### AIM OF THE EXERCISE
Without any of their pictures, return all of the records exactly.
[[ RECORDS FOR THIS TASK open ]]
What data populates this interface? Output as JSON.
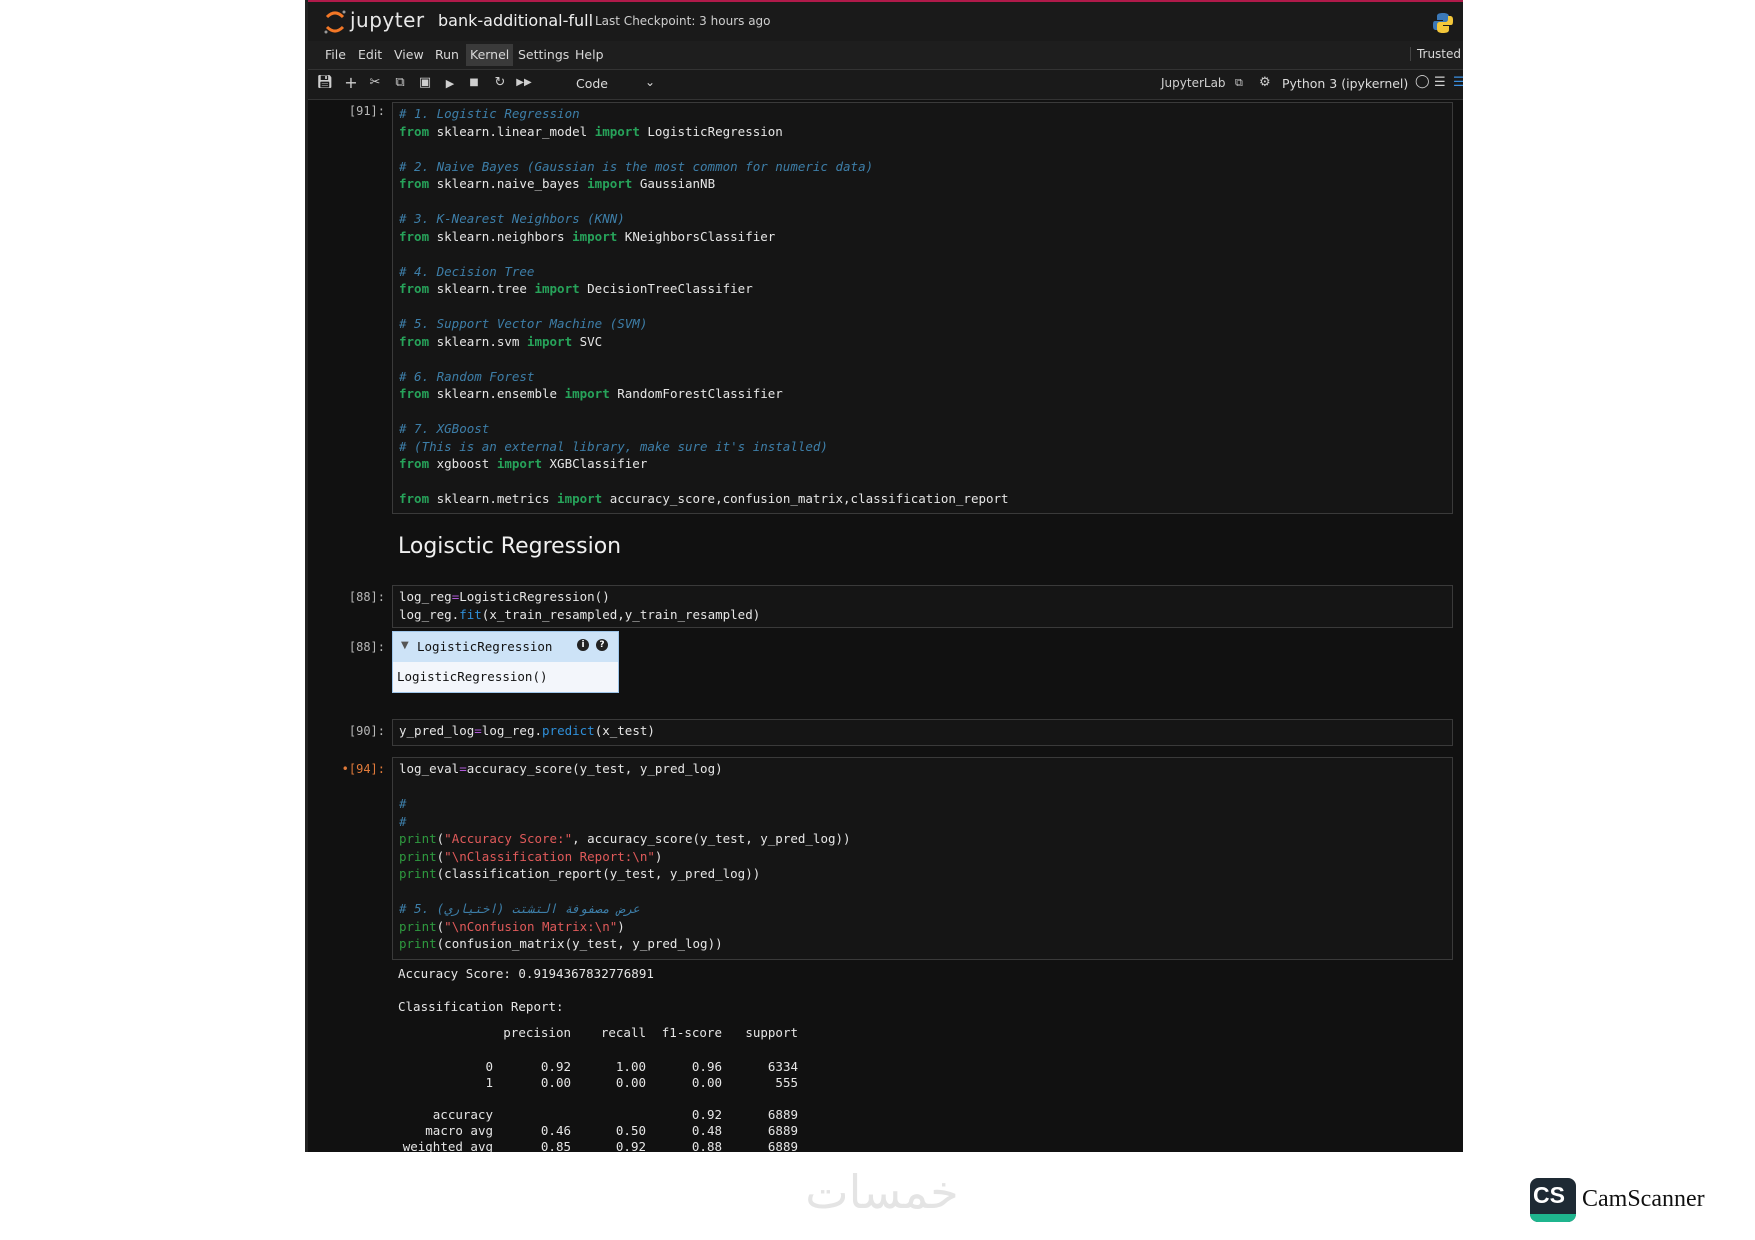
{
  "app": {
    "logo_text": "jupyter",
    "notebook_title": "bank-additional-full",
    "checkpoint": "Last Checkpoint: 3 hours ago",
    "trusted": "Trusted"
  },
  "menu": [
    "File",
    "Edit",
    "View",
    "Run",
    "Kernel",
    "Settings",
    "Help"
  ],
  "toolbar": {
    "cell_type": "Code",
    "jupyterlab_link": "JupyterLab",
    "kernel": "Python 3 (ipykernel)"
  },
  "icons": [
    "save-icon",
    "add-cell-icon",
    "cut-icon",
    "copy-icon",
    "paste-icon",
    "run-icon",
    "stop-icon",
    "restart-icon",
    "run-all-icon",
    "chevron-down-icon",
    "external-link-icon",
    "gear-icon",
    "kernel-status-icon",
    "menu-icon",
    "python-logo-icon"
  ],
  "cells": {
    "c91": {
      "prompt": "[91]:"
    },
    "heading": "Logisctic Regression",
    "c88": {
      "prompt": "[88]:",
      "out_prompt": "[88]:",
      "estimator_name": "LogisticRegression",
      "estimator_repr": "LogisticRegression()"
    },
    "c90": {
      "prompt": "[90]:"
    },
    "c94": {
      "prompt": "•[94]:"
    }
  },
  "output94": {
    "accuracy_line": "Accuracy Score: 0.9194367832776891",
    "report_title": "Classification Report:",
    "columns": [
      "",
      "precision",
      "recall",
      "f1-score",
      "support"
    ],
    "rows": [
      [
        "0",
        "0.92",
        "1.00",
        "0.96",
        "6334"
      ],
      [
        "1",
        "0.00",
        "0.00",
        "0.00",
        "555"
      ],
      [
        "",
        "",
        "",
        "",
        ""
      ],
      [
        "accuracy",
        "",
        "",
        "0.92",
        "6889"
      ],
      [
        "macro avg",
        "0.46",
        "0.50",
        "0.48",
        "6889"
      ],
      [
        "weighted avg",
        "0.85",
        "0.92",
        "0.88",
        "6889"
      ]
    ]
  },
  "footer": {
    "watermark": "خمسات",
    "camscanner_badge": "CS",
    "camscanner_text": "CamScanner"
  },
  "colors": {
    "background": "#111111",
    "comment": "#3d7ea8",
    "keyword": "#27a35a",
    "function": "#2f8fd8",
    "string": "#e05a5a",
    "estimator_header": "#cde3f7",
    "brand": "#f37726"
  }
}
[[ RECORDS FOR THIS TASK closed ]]
### RESULT
What data populates this interface? Output as JSON.
{
  "app": {
    "logo_text": "jupyter",
    "notebook_title": "bank-additional-full",
    "checkpoint": "Last Checkpoint: 3 hours ago",
    "trusted": "Trusted"
  },
  "menu": [
    "File",
    "Edit",
    "View",
    "Run",
    "Kernel",
    "Settings",
    "Help"
  ],
  "toolbar": {
    "cell_type": "Code",
    "jupyterlab_link": "JupyterLab",
    "kernel": "Python 3 (ipykernel)"
  },
  "icons": [
    "save-icon",
    "add-cell-icon",
    "cut-icon",
    "copy-icon",
    "paste-icon",
    "run-icon",
    "stop-icon",
    "restart-icon",
    "run-all-icon",
    "chevron-down-icon",
    "external-link-icon",
    "gear-icon",
    "kernel-status-icon",
    "menu-icon",
    "python-logo-icon"
  ],
  "cells": {
    "c91": {
      "prompt": "[91]:"
    },
    "heading": "Logisctic Regression",
    "c88": {
      "prompt": "[88]:",
      "out_prompt": "[88]:",
      "estimator_name": "LogisticRegression",
      "estimator_repr": "LogisticRegression()"
    },
    "c90": {
      "prompt": "[90]:"
    },
    "c94": {
      "prompt": "•[94]:"
    }
  },
  "output94": {
    "accuracy_line": "Accuracy Score: 0.9194367832776891",
    "report_title": "Classification Report:",
    "columns": [
      "",
      "precision",
      "recall",
      "f1-score",
      "support"
    ],
    "rows": [
      [
        "0",
        "0.92",
        "1.00",
        "0.96",
        "6334"
      ],
      [
        "1",
        "0.00",
        "0.00",
        "0.00",
        "555"
      ],
      [
        "",
        "",
        "",
        "",
        ""
      ],
      [
        "accuracy",
        "",
        "",
        "0.92",
        "6889"
      ],
      [
        "macro avg",
        "0.46",
        "0.50",
        "0.48",
        "6889"
      ],
      [
        "weighted avg",
        "0.85",
        "0.92",
        "0.88",
        "6889"
      ]
    ]
  },
  "footer": {
    "watermark": "خمسات",
    "camscanner_badge": "CS",
    "camscanner_text": "CamScanner"
  },
  "colors": {
    "background": "#111111",
    "comment": "#3d7ea8",
    "keyword": "#27a35a",
    "function": "#2f8fd8",
    "string": "#e05a5a",
    "estimator_header": "#cde3f7",
    "brand": "#f37726"
  }
}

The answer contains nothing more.